Van Gogh’s chair was one he used daily – the natural light, the bare floor, the pipe, tobacco box of onions, as well as the colour palette, display his rustic self-view. Gauguin’s chair reveals a more sophisticated man, the candle light, the books wall to wall coloured carpet show his worldly embrace. They are not literal self-portraits – yet they convey a deeper truth, the Emotional Truth, context in a wider eco-system. Just as the picture your eyes reveals to you as you read these words is a true reflection of reality, stop and consider a moment, that as much as 60% of the image has been filled in by your brain. (The rods and cones, light and movement sensitive cells in your eye are not uniformly distributed, and are completely absent in that portion of your eye where the optic nerve connects your eye to your brain!! This is one of many autonomous processing functions our brains perform, and our actions and decisions are more often driven by these than many would care to acknowledge. )
To re-enforce the point above, how often have you as a parent complained "Don't use emotional blackmail on me!"
For brands that bear the organisation’s name – from Nando’s to Nike, from Sony to Saachi & Saachi – the emotional truth connects inner purpose with prospect. The Nike purpose is: “To bring inspiration & innovation to every athlete in the world”. Their emotional truth, best expressed in a TV commercial launched at the time of the London Olympics, showing hundreds of athletes of all ages all over the world, participating rather than winning, is ”Find Your Greatness.”
For multi-brand companies, the purpose should be constant for the organisation, while each brand finds its own emotional truth. Unilever has defined its corporate purpose as “adding vitality to life”. This is how its purpose cascades into attributes, rational benefits & emotional truth for Dove, one of the fastest growing brands in the Unilever stable.
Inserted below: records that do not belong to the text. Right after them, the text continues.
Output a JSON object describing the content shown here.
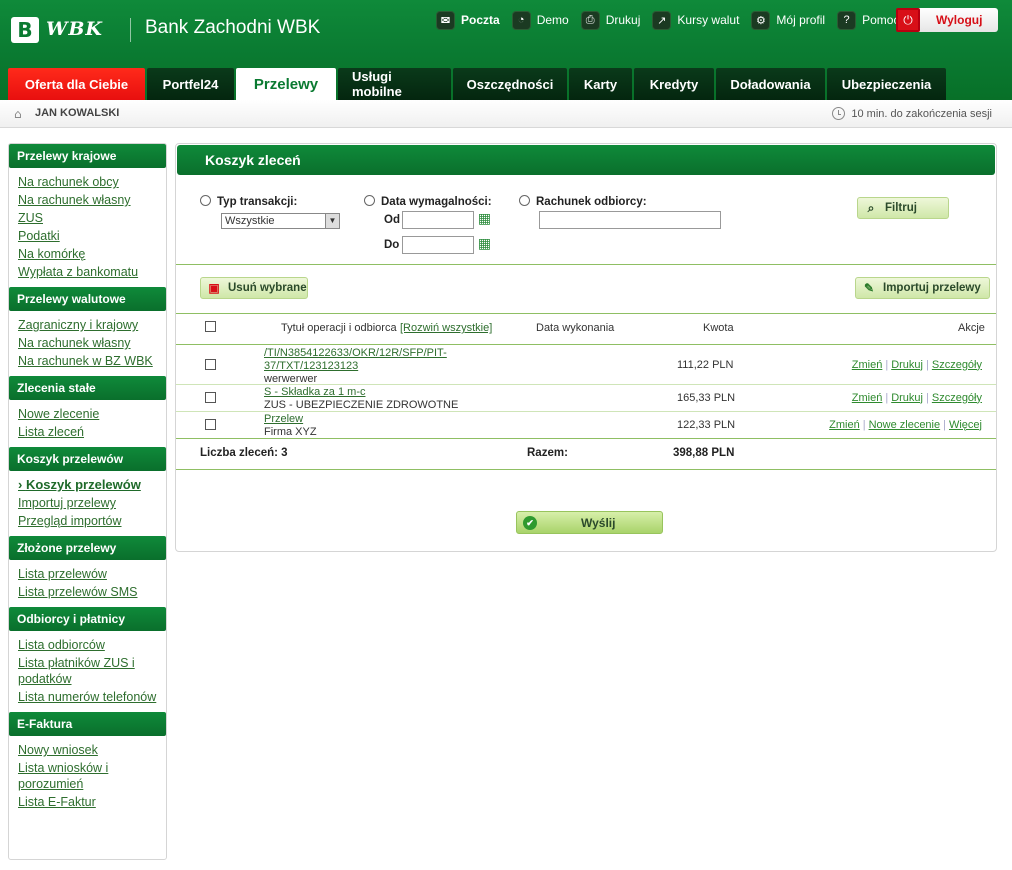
{
  "header": {
    "logo_mark": "B",
    "logo_text": "WBK",
    "bank_name": "Bank Zachodni WBK",
    "top_links": [
      {
        "label": "Poczta",
        "icon": "envelope-icon",
        "glyph": "✉",
        "bold": true
      },
      {
        "label": "Demo",
        "icon": "demo-icon",
        "glyph": "◔"
      },
      {
        "label": "Drukuj",
        "icon": "printer-icon",
        "glyph": "⎙"
      },
      {
        "label": "Kursy walut",
        "icon": "chart-icon",
        "glyph": "↗"
      },
      {
        "label": "Mój profil",
        "icon": "gear-icon",
        "glyph": "⚙"
      },
      {
        "label": "Pomoc",
        "icon": "help-icon",
        "glyph": "?"
      }
    ],
    "logout_label": "Wyloguj"
  },
  "tabs": [
    {
      "label": "Oferta dla Ciebie",
      "state": "offer"
    },
    {
      "label": "Portfel24"
    },
    {
      "label": "Przelewy",
      "state": "active"
    },
    {
      "label": "Usługi mobilne"
    },
    {
      "label": "Oszczędności"
    },
    {
      "label": "Karty"
    },
    {
      "label": "Kredyty"
    },
    {
      "label": "Doładowania"
    },
    {
      "label": "Ubezpieczenia"
    }
  ],
  "userbar": {
    "user_name": "JAN KOWALSKI",
    "session": "10 min. do zakończenia sesji"
  },
  "sidebar": [
    {
      "title": "Przelewy krajowe",
      "items": [
        "Na rachunek obcy",
        "Na rachunek własny",
        "ZUS",
        "Podatki",
        "Na komórkę",
        "Wypłata z bankomatu"
      ]
    },
    {
      "title": "Przelewy walutowe",
      "items": [
        "Zagraniczny i krajowy",
        "Na rachunek własny",
        "Na rachunek w BZ WBK"
      ]
    },
    {
      "title": "Zlecenia stałe",
      "items": [
        "Nowe zlecenie",
        "Lista zleceń"
      ]
    },
    {
      "title": "Koszyk przelewów",
      "items": [
        "Koszyk przelewów",
        "Importuj przelewy",
        "Przegląd importów"
      ],
      "current": 0
    },
    {
      "title": "Złożone przelewy",
      "items": [
        "Lista przelewów",
        "Lista przelewów SMS"
      ]
    },
    {
      "title": "Odbiorcy i płatnicy",
      "items": [
        "Lista odbiorców",
        "Lista płatników ZUS i podatków",
        "Lista numerów telefonów"
      ]
    },
    {
      "title": "E-Faktura",
      "items": [
        "Nowy wniosek",
        "Lista wniosków i porozumień",
        "Lista E-Faktur"
      ]
    }
  ],
  "main": {
    "title": "Koszyk zleceń",
    "filters": {
      "type_label": "Typ transakcji:",
      "type_value": "Wszystkie",
      "date_label": "Data wymagalności:",
      "from_label": "Od",
      "to_label": "Do",
      "account_label": "Rachunek odbiorcy:",
      "filter_button": "Filtruj"
    },
    "delete_button": "Usuń wybrane",
    "import_button": "Importuj przelewy",
    "columns": {
      "title": "Tytuł operacji i odbiorca",
      "expand": "[Rozwiń wszystkie]",
      "date": "Data wykonania",
      "amount": "Kwota",
      "actions": "Akcje"
    },
    "rows": [
      {
        "title_line1": "/TI/N3854122633/OKR/12R/SFP/PIT-",
        "title_line2": "37/TXT/123123123",
        "recipient": "werwerwer",
        "amount": "111,22 PLN",
        "actions": [
          "Zmień",
          "Drukuj",
          "Szczegóły"
        ]
      },
      {
        "title_line1": "S - Składka za 1 m-c",
        "title_line2": "",
        "recipient": "ZUS - UBEZPIECZENIE ZDROWOTNE",
        "amount": "165,33 PLN",
        "actions": [
          "Zmień",
          "Drukuj",
          "Szczegóły"
        ]
      },
      {
        "title_line1": "Przelew",
        "title_line2": "",
        "recipient": "Firma XYZ",
        "amount": "122,33 PLN",
        "actions": [
          "Zmień",
          "Nowe zlecenie",
          "Więcej"
        ]
      }
    ],
    "summary": {
      "count_label": "Liczba zleceń: 3",
      "total_label": "Razem:",
      "total_value": "398,88 PLN"
    },
    "send_button": "Wyślij"
  }
}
The insight to feature women of different shapes & sizes in advertising come from research where female consumers complained of adland’s impossibly, perfect bodies. Using this emotional truth led to the highest viewed branded video on YouTube, with more than 50 million unique viewers.
When Dove decided to double its brand territory by bringing out a range for men, research again provided the direction.
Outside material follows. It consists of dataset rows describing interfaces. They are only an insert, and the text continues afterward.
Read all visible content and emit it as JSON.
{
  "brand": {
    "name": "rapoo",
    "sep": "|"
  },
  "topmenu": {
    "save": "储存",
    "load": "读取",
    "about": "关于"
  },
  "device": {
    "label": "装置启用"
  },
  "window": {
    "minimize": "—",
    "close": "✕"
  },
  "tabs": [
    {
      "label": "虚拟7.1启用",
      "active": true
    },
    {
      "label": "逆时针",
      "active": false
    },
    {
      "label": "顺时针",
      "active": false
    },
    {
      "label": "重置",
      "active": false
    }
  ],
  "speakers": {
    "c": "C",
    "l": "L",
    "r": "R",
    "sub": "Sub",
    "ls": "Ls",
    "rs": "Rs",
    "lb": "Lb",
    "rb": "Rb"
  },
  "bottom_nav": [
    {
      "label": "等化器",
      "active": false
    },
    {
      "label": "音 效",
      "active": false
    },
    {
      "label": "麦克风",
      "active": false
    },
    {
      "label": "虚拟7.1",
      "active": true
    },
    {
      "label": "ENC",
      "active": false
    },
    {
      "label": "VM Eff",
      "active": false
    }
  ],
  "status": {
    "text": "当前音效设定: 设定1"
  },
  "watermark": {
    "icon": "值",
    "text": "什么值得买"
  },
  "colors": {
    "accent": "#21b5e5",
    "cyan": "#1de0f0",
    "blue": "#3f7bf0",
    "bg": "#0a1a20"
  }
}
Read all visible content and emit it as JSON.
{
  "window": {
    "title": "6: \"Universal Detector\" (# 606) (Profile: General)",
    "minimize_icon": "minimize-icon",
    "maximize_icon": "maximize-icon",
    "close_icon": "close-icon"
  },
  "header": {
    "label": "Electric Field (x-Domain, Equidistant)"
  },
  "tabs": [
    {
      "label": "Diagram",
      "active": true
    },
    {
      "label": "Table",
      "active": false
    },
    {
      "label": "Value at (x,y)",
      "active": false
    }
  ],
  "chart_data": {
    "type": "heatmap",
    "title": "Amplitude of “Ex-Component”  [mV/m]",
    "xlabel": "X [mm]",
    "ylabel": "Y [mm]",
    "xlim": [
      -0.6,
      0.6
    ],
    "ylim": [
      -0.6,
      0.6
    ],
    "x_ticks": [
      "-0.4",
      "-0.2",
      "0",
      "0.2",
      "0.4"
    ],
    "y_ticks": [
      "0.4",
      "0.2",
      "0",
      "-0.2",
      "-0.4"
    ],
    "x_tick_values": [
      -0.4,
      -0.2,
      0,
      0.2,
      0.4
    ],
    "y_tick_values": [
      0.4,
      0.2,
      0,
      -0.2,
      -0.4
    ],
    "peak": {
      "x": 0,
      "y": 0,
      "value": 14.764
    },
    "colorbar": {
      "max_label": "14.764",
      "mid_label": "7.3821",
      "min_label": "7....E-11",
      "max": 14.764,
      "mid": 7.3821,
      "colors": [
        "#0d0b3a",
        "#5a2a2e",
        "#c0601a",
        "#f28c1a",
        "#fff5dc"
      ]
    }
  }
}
"We hear from 73% of men that they're falsely or inaccurately depicted in advertising” Rob Candelino, Unilever VP-skin-care marketing.
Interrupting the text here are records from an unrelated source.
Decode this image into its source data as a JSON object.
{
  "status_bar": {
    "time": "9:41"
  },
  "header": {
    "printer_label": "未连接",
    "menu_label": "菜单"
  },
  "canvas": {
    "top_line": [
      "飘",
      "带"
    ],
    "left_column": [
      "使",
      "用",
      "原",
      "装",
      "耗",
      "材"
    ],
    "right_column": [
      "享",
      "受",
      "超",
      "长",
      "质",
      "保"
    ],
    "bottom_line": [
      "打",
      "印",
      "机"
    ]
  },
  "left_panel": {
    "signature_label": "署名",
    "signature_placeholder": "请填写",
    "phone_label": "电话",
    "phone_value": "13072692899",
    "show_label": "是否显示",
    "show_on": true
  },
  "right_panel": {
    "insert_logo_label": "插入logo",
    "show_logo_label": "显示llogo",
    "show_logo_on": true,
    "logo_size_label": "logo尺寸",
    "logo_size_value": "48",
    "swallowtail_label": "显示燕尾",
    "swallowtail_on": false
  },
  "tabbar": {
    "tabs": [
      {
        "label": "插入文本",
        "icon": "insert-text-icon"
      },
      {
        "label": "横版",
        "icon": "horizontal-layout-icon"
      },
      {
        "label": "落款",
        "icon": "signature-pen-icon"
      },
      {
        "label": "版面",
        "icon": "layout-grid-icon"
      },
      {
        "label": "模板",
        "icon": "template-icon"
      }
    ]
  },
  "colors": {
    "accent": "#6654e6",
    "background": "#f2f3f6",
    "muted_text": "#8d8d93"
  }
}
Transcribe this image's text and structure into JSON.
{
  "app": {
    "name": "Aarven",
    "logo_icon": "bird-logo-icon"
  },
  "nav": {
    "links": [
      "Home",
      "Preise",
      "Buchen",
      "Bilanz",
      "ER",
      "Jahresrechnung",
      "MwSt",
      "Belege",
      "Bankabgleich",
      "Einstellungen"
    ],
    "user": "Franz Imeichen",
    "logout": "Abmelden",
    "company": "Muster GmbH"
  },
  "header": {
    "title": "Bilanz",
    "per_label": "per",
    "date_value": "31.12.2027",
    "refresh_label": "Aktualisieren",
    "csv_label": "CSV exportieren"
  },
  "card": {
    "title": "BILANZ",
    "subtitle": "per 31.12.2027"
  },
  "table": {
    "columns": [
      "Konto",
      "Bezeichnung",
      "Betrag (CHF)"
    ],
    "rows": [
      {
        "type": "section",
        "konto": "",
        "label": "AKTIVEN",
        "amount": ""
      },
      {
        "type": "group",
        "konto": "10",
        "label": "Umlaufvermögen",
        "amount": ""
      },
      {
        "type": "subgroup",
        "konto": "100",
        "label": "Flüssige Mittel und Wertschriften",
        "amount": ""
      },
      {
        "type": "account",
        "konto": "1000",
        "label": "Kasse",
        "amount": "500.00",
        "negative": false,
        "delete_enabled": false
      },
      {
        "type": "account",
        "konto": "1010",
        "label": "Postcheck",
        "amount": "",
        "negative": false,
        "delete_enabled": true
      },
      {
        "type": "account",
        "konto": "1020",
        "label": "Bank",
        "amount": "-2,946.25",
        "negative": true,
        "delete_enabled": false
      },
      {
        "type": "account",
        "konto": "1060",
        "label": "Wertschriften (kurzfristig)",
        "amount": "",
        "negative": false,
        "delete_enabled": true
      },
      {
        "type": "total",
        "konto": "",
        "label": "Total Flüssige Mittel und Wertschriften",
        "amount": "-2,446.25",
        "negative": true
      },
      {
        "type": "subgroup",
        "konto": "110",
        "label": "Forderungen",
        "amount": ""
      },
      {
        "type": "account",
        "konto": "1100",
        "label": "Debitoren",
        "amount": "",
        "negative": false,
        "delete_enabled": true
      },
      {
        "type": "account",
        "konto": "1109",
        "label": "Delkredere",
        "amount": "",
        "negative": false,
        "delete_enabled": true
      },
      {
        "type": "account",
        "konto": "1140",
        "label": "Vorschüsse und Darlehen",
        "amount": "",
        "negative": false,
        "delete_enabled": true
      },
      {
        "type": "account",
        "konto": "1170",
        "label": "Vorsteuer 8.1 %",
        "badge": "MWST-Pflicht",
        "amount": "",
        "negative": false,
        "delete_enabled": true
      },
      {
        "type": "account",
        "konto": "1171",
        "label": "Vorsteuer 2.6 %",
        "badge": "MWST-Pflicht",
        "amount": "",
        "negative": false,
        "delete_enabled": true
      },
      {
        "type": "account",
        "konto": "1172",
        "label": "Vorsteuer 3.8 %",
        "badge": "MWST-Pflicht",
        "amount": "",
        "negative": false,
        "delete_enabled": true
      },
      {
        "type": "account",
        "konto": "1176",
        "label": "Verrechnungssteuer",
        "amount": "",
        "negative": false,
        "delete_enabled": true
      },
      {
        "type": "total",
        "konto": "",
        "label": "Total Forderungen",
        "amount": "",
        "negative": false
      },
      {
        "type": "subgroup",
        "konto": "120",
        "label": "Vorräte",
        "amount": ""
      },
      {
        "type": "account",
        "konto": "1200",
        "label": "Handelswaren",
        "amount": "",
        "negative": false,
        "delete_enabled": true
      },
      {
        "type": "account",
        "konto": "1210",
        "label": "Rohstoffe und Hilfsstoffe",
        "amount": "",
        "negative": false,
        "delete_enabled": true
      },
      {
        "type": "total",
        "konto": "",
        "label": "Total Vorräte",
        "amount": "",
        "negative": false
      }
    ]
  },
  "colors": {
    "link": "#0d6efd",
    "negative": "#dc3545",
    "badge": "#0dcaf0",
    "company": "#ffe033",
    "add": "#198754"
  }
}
There were three alienating stereotypes:
Dove wanted something to show real men in real life and what most men in Dove's target market segment say is "First and foremost, I'm a dad”
And that’s what Dove Men + Care showed, in print & TV. The “+ Care” part of the name encapsulates rational benefit & the emotional truth. As the brand cares for your skin, you show your care as a dad.
For that younger guy, Unilever has Axe, adding vitality to life in a way that would be a stereotype, but for the humor.
For their leading washing powder, Unilever captured another emotional truth.
Attributes only convince & excite those who develop them. We give rational benefits half an ear, as they do not fully answer the million dollar question.......
Why should I choose you?
The answer to this question can sometimes be because you are the cheapest, or most accessible, or newest. More often though and best for growth is the answer:- Because you really understand me – you get me.”
An emotional truth, whether by Van Gogh, Unilever or Nike contains deep insight on which you can build your enterprise and brand communications.
Ivan@Spark - Please note a lot of this work is that of someone else, whose details I cannot find buried in my archives!